Army: Cold War Chemical Weapons Testing Posed No Risk to St. Louisans
Updated at 6:14 a.m. Nov. 3 with statement from Sen. Claire McCaskill.
A top Army official says that Cold War chemical weapons testing in St. Louis did not pose a health risk to residents in the test areas.
In the 1950s and 1960s, the Army sprayed a chemical called zinc cadmium sulfide in low-income areas of St. Louis that were predominantly African American.
In September, Republican Senator Roy Blunt and Democratic Senator Claire McCaskill wrote to the Army asking for more information about the testing, after research by a local sociologist, Lisa Martino-Taylor, suggested it may have included a radioactive component.
In a letter received today [Friday] by Senator Blunt’s office, Assistant Army Secretary Katherine Hammack says the Army has reviewed available data and reports on the spraying, and concludes that it did not put St. Louisans at any risk.
Martino-Taylor is not reassured.
"I saw an awful lot of secrecy and I saw some deception that was involved on the part of the Army in the initial portions of the study, and so I think that to have some understanding as to what really happened in St. Louis, we've got to hear from those people also who experienced it," Martino-Taylor said.
In a written statement, a spokesperson for Senator Blunt, Amber Marchand, said the following:
“Senator Blunt still has concerns that this testing was conducted on unsuspecting Missourians.
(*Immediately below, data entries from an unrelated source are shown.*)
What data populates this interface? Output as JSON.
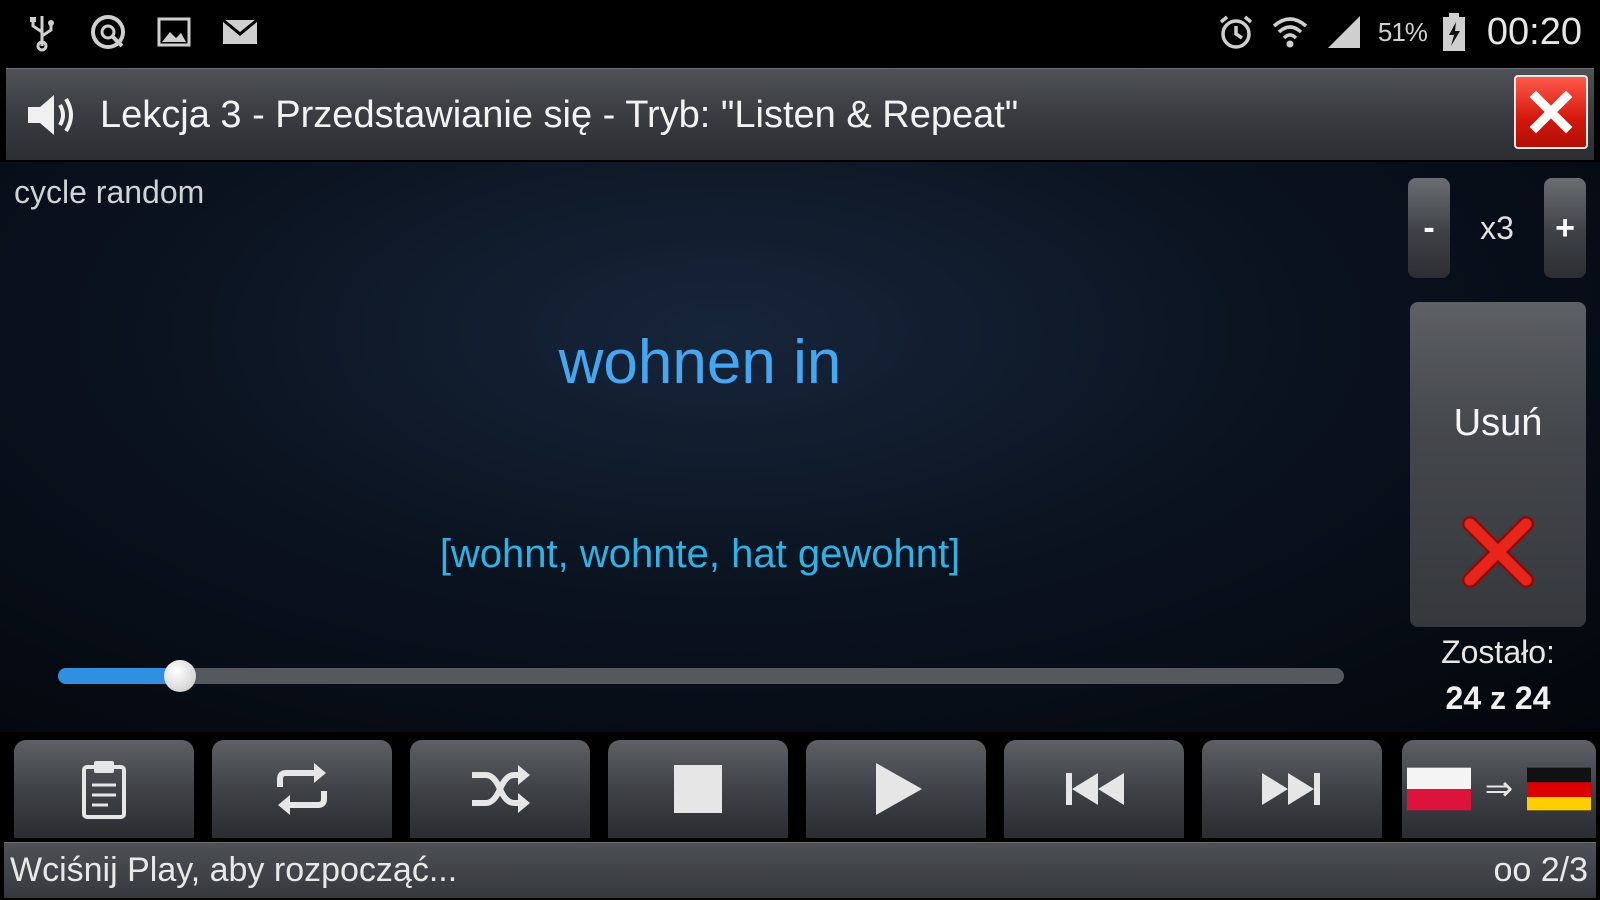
{
  "status_bar": {
    "icons_left": [
      "usb-icon",
      "data-sync-icon",
      "gallery-icon",
      "mail-icon"
    ],
    "icons_right": [
      "alarm-icon",
      "wifi-icon",
      "signal-icon",
      "battery-icon"
    ],
    "battery_percent": "51%",
    "clock": "00:20"
  },
  "title_bar": {
    "title": "Lekcja 3 - Przedstawianie się - Tryb: \"Listen & Repeat\"",
    "close_icon": "close-icon"
  },
  "main": {
    "mode_label": "cycle random",
    "word": "wohnen in",
    "forms": "[wohnt, wohnte, hat gewohnt]",
    "repeat": {
      "minus": "-",
      "value": "x3",
      "plus": "+"
    },
    "delete": {
      "label": "Usuń"
    },
    "remaining": {
      "label": "Zostało:",
      "value": "24 z 24"
    },
    "progress_fraction": 0.095
  },
  "toolbar": {
    "buttons": [
      "clipboard-icon",
      "repeat-icon",
      "shuffle-icon",
      "stop-icon",
      "play-icon",
      "previous-icon",
      "next-icon"
    ],
    "language_arrow": "⇒",
    "flags": [
      "polish-flag",
      "german-flag"
    ]
  },
  "bottom_bar": {
    "message": "Wciśnij Play, aby rozpocząć...",
    "counter": "oo 2/3"
  },
  "colors": {
    "word": "#45a6f2",
    "forms": "#2eb3e6",
    "accent_red": "#d4180c",
    "progress": "#2f8fe0"
  }
}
Regardless of the effect, Senator Blunt believes it’s disgraceful to test anything on anyone without their knowledge.”
In a written statement, Senator Claire McCaskill, said the following:
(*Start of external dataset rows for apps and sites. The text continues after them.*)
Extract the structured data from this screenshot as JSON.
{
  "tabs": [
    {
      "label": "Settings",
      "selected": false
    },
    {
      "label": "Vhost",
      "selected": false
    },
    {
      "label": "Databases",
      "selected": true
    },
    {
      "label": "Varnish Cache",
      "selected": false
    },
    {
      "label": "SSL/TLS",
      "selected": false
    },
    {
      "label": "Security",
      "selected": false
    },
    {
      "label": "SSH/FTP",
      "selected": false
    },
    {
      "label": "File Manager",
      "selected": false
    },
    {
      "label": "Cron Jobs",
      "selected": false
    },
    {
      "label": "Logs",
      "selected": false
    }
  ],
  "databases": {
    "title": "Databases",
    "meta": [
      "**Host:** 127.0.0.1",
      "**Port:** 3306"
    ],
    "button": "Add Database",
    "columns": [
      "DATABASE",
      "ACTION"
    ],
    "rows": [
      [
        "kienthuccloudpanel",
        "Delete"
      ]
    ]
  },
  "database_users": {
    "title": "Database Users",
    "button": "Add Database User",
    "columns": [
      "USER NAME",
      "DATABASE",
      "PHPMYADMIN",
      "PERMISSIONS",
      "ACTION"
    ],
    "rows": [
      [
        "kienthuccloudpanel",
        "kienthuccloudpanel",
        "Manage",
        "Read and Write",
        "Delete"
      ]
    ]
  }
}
I'm closely reviewing the Army's response to make sure the Army has been fully transparent and that the scope and quality of their review of this matter was exhaustive. This entire matter of the Army testing chemicals on an unsuspecting community remains disturbing.
Follow Véronique LaCapra on Twitter: @KWMUScience